■ Task to complete ■
A verbatim copy of the data is wanted, minus any picture in it.

━━━━━ Task material ━━━━━

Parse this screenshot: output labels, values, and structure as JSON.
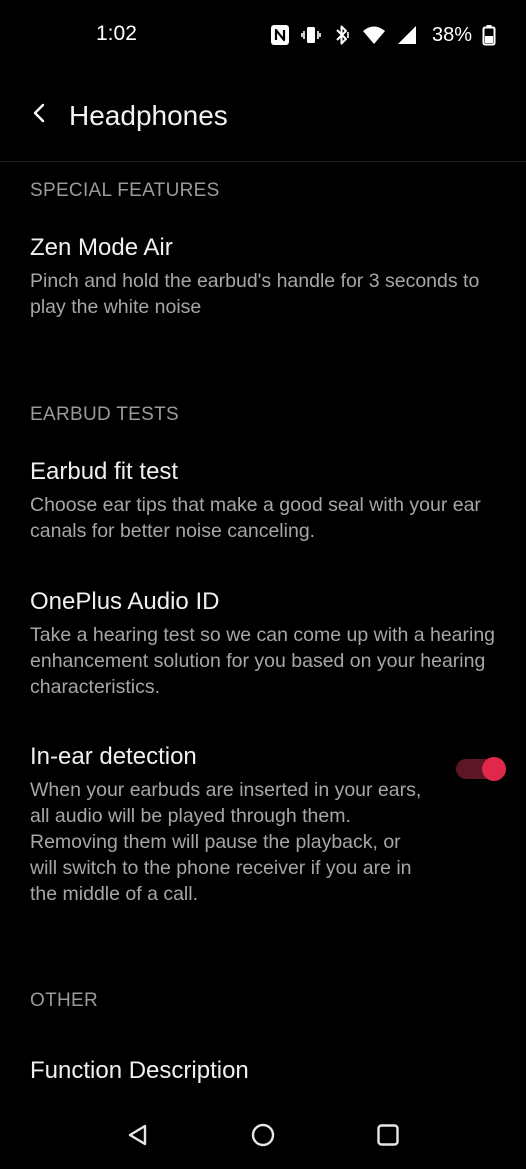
{
  "status_bar": {
    "time": "1:02",
    "battery": "38%",
    "icons": [
      "nfc-icon",
      "vibrate-icon",
      "bluetooth-icon",
      "wifi-icon",
      "signal-icon",
      "battery-icon"
    ]
  },
  "header": {
    "title": "Headphones",
    "back_icon": "back-arrow-icon"
  },
  "sections": {
    "special_features": {
      "label": "SPECIAL FEATURES",
      "zen_mode": {
        "title": "Zen Mode Air",
        "description": "Pinch and hold the earbud's handle for 3 seconds to play the white noise"
      }
    },
    "earbud_tests": {
      "label": "EARBUD TESTS",
      "fit_test": {
        "title": "Earbud fit test",
        "description": "Choose ear tips that make a good seal with your ear canals for better noise canceling."
      },
      "audio_id": {
        "title": "OnePlus Audio ID",
        "description": "Take a hearing test so we can come up with a hearing enhancement solution for you based on your hearing characteristics."
      },
      "in_ear_detection": {
        "title": "In-ear detection",
        "description": "When your earbuds are inserted in your ears, all audio will be played through them. Removing them will pause the playback, or will switch to the phone receiver if you are in the middle of a call.",
        "enabled": true
      }
    },
    "other": {
      "label": "OTHER",
      "function_description": {
        "title": "Function Description"
      }
    }
  },
  "nav_bar": {
    "buttons": [
      "back-triangle-icon",
      "home-circle-icon",
      "recents-square-icon"
    ]
  },
  "colors": {
    "background": "#000000",
    "accent": "#e0284a",
    "toggle_track": "#5c1626",
    "section_header": "#9a9a9a",
    "secondary_text": "#a6a6a6"
  }
}
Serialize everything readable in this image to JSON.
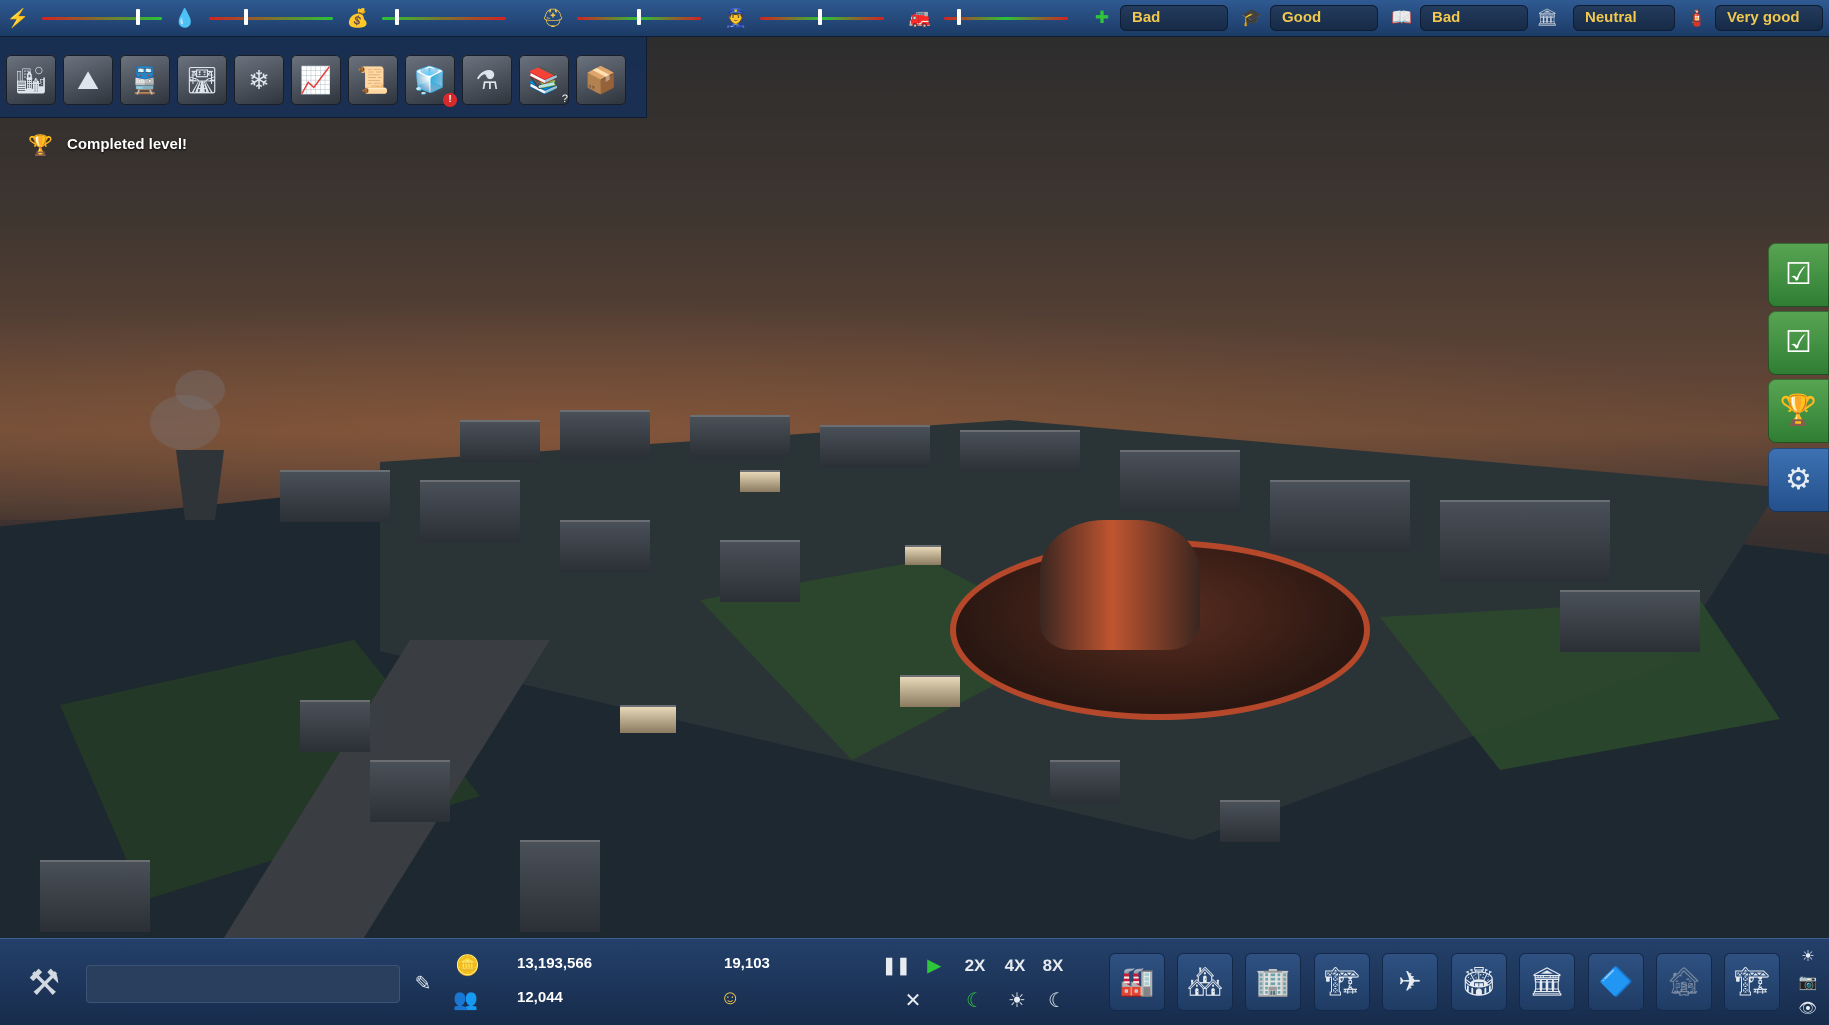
{
  "meters": [
    {
      "name": "power",
      "icon": "⚡",
      "icon_color": "#f5d442",
      "gradient": "g2r",
      "level_pct": 80
    },
    {
      "name": "water",
      "icon": "💧",
      "icon_color": "#4aa3ff",
      "gradient": "g2r",
      "level_pct": 30
    },
    {
      "name": "waste",
      "icon": "💰",
      "icon_color": "#c9ccd1",
      "gradient": "r2g",
      "level_pct": 12
    },
    {
      "name": "employment",
      "icon": "⛑",
      "icon_color": "#f2c94c",
      "gradient": "rgr",
      "level_pct": 50
    },
    {
      "name": "police",
      "icon": "👮",
      "icon_color": "#c9ccd1",
      "gradient": "rgr",
      "level_pct": 48
    },
    {
      "name": "fire",
      "icon": "🚒",
      "icon_color": "#c9ccd1",
      "gradient": "rgr",
      "level_pct": 12
    }
  ],
  "statuses": [
    {
      "name": "health",
      "icon": "✚",
      "value": "Bad"
    },
    {
      "name": "education",
      "icon": "🎓",
      "value": "Good"
    },
    {
      "name": "tourism",
      "icon": "📖",
      "value": "Bad"
    },
    {
      "name": "environment",
      "icon": "🏛",
      "value": "Neutral"
    },
    {
      "name": "safety",
      "icon": "🧯",
      "value": "Very good"
    }
  ],
  "tools": [
    {
      "name": "residential-zone",
      "icon": "🏙"
    },
    {
      "name": "terrain",
      "icon": "⛰"
    },
    {
      "name": "transport",
      "icon": "🚆"
    },
    {
      "name": "roads",
      "icon": "🛣"
    },
    {
      "name": "utilities",
      "icon": "❄"
    },
    {
      "name": "statistics",
      "icon": "📈"
    },
    {
      "name": "policies",
      "icon": "📜"
    },
    {
      "name": "alerts",
      "icon": "🧊",
      "badge": "!"
    },
    {
      "name": "research",
      "icon": "⚗"
    },
    {
      "name": "help-library",
      "icon": "📚",
      "qbadge": "?"
    },
    {
      "name": "crates",
      "icon": "📦"
    }
  ],
  "notice": {
    "text": "Completed level!"
  },
  "side_buttons": [
    {
      "name": "objective-check-1",
      "icon": "☑",
      "style": "green"
    },
    {
      "name": "objective-check-2",
      "icon": "☑",
      "style": "green"
    },
    {
      "name": "achievements",
      "icon": "🏆",
      "style": "green"
    },
    {
      "name": "settings",
      "icon": "⚙",
      "style": "blue"
    }
  ],
  "bottom": {
    "city_name_value": "",
    "money": "13,193,566",
    "income": "19,103",
    "population": "12,044",
    "speeds": [
      "2X",
      "4X",
      "8X"
    ],
    "build_categories": [
      {
        "name": "power-plants",
        "icon": "🏭",
        "disabled": false
      },
      {
        "name": "residential-buildings",
        "icon": "🏘",
        "disabled": false
      },
      {
        "name": "commercial-buildings",
        "icon": "🏢",
        "disabled": false
      },
      {
        "name": "industrial-buildings",
        "icon": "🏗",
        "disabled": false
      },
      {
        "name": "airport-runway",
        "icon": "✈",
        "disabled": false
      },
      {
        "name": "stadium",
        "icon": "🏟",
        "disabled": false
      },
      {
        "name": "government-buildings",
        "icon": "🏛",
        "disabled": false
      },
      {
        "name": "glass-pyramid",
        "icon": "🔷",
        "disabled": false
      },
      {
        "name": "warehouses",
        "icon": "🏚",
        "disabled": true
      },
      {
        "name": "harbor-crane",
        "icon": "🏗",
        "disabled": false
      }
    ]
  }
}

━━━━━

■ Solution for this exercise ■
Parse this screenshot: output labels, values, and structure as JSON.
{
  "status_bar": {
    "time": "1:02",
    "battery": "38%",
    "icons": [
      "nfc-icon",
      "vibrate-icon",
      "bluetooth-icon",
      "wifi-icon",
      "signal-icon",
      "battery-icon"
    ]
  },
  "header": {
    "title": "Headphones",
    "back_icon": "back-arrow-icon"
  },
  "sections": {
    "special_features": {
      "label": "SPECIAL FEATURES",
      "zen_mode": {
        "title": "Zen Mode Air",
        "description": "Pinch and hold the earbud's handle for 3 seconds to play the white noise"
      }
    },
    "earbud_tests": {
      "label": "EARBUD TESTS",
      "fit_test": {
        "title": "Earbud fit test",
        "description": "Choose ear tips that make a good seal with your ear canals for better noise canceling."
      },
      "audio_id": {
        "title": "OnePlus Audio ID",
        "description": "Take a hearing test so we can come up with a hearing enhancement solution for you based on your hearing characteristics."
      },
      "in_ear_detection": {
        "title": "In-ear detection",
        "description": "When your earbuds are inserted in your ears, all audio will be played through them. Removing them will pause the playback, or will switch to the phone receiver if you are in the middle of a call.",
        "enabled": true
      }
    },
    "other": {
      "label": "OTHER",
      "function_description": {
        "title": "Function Description"
      }
    }
  },
  "nav_bar": {
    "buttons": [
      "back-triangle-icon",
      "home-circle-icon",
      "recents-square-icon"
    ]
  },
  "colors": {
    "background": "#000000",
    "accent": "#e0284a",
    "toggle_track": "#5c1626",
    "section_header": "#9a9a9a",
    "secondary_text": "#a6a6a6"
  }
}
Serialize everything readable in this image to JSON.
{
  "meters": [
    {
      "name": "power",
      "icon": "⚡",
      "icon_color": "#f5d442",
      "gradient": "g2r",
      "level_pct": 80
    },
    {
      "name": "water",
      "icon": "💧",
      "icon_color": "#4aa3ff",
      "gradient": "g2r",
      "level_pct": 30
    },
    {
      "name": "waste",
      "icon": "💰",
      "icon_color": "#c9ccd1",
      "gradient": "r2g",
      "level_pct": 12
    },
    {
      "name": "employment",
      "icon": "⛑",
      "icon_color": "#f2c94c",
      "gradient": "rgr",
      "level_pct": 50
    },
    {
      "name": "police",
      "icon": "👮",
      "icon_color": "#c9ccd1",
      "gradient": "rgr",
      "level_pct": 48
    },
    {
      "name": "fire",
      "icon": "🚒",
      "icon_color": "#c9ccd1",
      "gradient": "rgr",
      "level_pct": 12
    }
  ],
  "statuses": [
    {
      "name": "health",
      "icon": "✚",
      "value": "Bad"
    },
    {
      "name": "education",
      "icon": "🎓",
      "value": "Good"
    },
    {
      "name": "tourism",
      "icon": "📖",
      "value": "Bad"
    },
    {
      "name": "environment",
      "icon": "🏛",
      "value": "Neutral"
    },
    {
      "name": "safety",
      "icon": "🧯",
      "value": "Very good"
    }
  ],
  "tools": [
    {
      "name": "residential-zone",
      "icon": "🏙"
    },
    {
      "name": "terrain",
      "icon": "⛰"
    },
    {
      "name": "transport",
      "icon": "🚆"
    },
    {
      "name": "roads",
      "icon": "🛣"
    },
    {
      "name": "utilities",
      "icon": "❄"
    },
    {
      "name": "statistics",
      "icon": "📈"
    },
    {
      "name": "policies",
      "icon": "📜"
    },
    {
      "name": "alerts",
      "icon": "🧊",
      "badge": "!"
    },
    {
      "name": "research",
      "icon": "⚗"
    },
    {
      "name": "help-library",
      "icon": "📚",
      "qbadge": "?"
    },
    {
      "name": "crates",
      "icon": "📦"
    }
  ],
  "notice": {
    "text": "Completed level!"
  },
  "side_buttons": [
    {
      "name": "objective-check-1",
      "icon": "☑",
      "style": "green"
    },
    {
      "name": "objective-check-2",
      "icon": "☑",
      "style": "green"
    },
    {
      "name": "achievements",
      "icon": "🏆",
      "style": "green"
    },
    {
      "name": "settings",
      "icon": "⚙",
      "style": "blue"
    }
  ],
  "bottom": {
    "city_name_value": "",
    "money": "13,193,566",
    "income": "19,103",
    "population": "12,044",
    "speeds": [
      "2X",
      "4X",
      "8X"
    ],
    "build_categories": [
      {
        "name": "power-plants",
        "icon": "🏭",
        "disabled": false
      },
      {
        "name": "residential-buildings",
        "icon": "🏘",
        "disabled": false
      },
      {
        "name": "commercial-buildings",
        "icon": "🏢",
        "disabled": false
      },
      {
        "name": "industrial-buildings",
        "icon": "🏗",
        "disabled": false
      },
      {
        "name": "airport-runway",
        "icon": "✈",
        "disabled": false
      },
      {
        "name": "stadium",
        "icon": "🏟",
        "disabled": false
      },
      {
        "name": "government-buildings",
        "icon": "🏛",
        "disabled": false
      },
      {
        "name": "glass-pyramid",
        "icon": "🔷",
        "disabled": false
      },
      {
        "name": "warehouses",
        "icon": "🏚",
        "disabled": true
      },
      {
        "name": "harbor-crane",
        "icon": "🏗",
        "disabled": false
      }
    ]
  }
}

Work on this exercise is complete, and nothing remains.